Evaluate What – Make a written list of what your household responsibilities are. The best way to get a complete list is to write down every household related thing you do over the next seven days. Seeing it in writing will give you much more clarity than just thinking about your responsibilities in your head. If you’re exhausted just looking at the list, you probably need to shift!

Evaluate Why– Look at each task on your list and ask yourself, “Why am I doing this?” Is it because your kids are infants? Is it because your kids are too busy (this busy kid thing will be in an upcoming blog)? Do you pity your kids, and think giving them responsibilities is unfair?
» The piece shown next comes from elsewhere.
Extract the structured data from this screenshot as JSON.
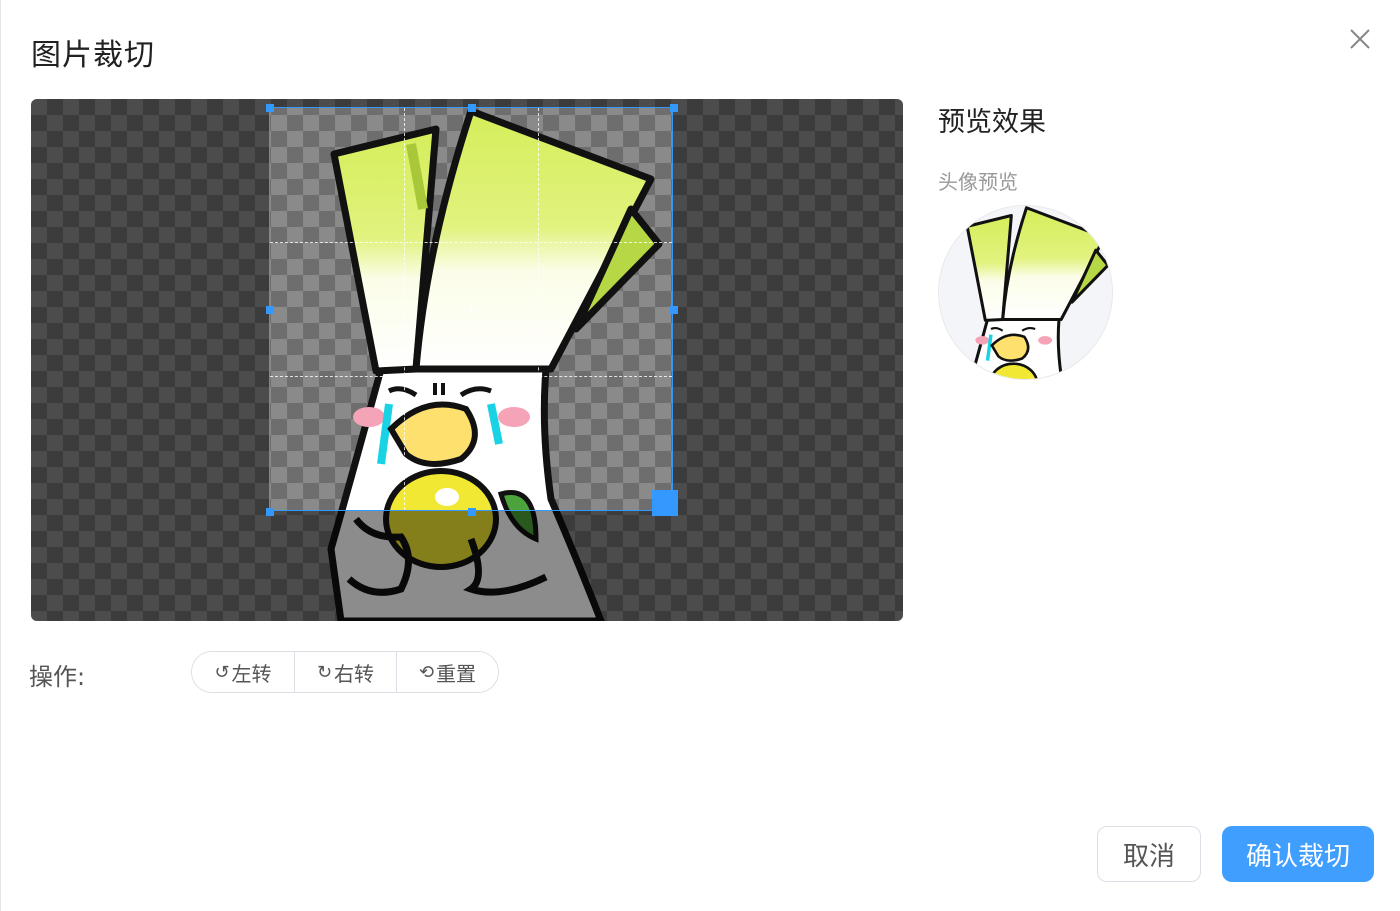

Be HONEST with yourself. There may be some good reasons. There may also be some not so good reasons. It’s okay, that’s why you are doing this evaluation.

Evaluate Who & When– Who can do what you are doing? When can they start? This is about establishing age appropriate duties for your kids. If your toddler can take toys out the toy chest, they can also put toys back in the toy chest. Have you ever observed all the duties a child has at their school? Even the kindergartener has to empty their own lunch tray. Why can’t they empty their dinner plate at home? Can your 7-year-old access the cabinets? Have them help put away clean dishes. Maybe they can put canned goods neatly in the pantry. Are you still waking your kids up every morning? Why not get them their own alarm clock without a snooze button? Are you still telling them when to get in and out the shower? Put a timer in there; let them set it to 10 minutes before they get in the shower; when it goes off, they have to get out the shower. Can your child fold towels, move clothes from the washer to the dryer? Do they know their colors? If so, get a dark, white, and bright-colored laundry baskets and have them sort the clothes accordingly. Teach them to make their bed correctly, instead of you doing it for them. You get my point, right coach? Show them how, do it with them, watch them do it, make corrections as needed, and then let them have it. You will always OVERSEE everything and hold them accountable, but you don’t have to DO everything.
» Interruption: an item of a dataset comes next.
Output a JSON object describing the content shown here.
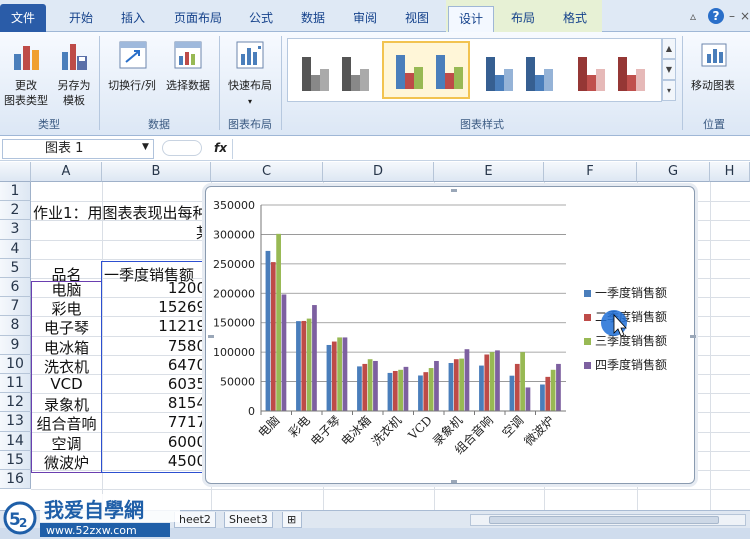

SUPERMOM Tip– Making the necessary shifts can help you not to burnout quickly. It’s not about making lazy moms, but making responsible kids! Coach your kids on how to do things for themselves. When game time comes, they will be ready, and you will be proud to watch them WIN!

What are your thoughts? Have you been the maid for too long? Do you plan to implement these steps? I enjoy your feedback and comments.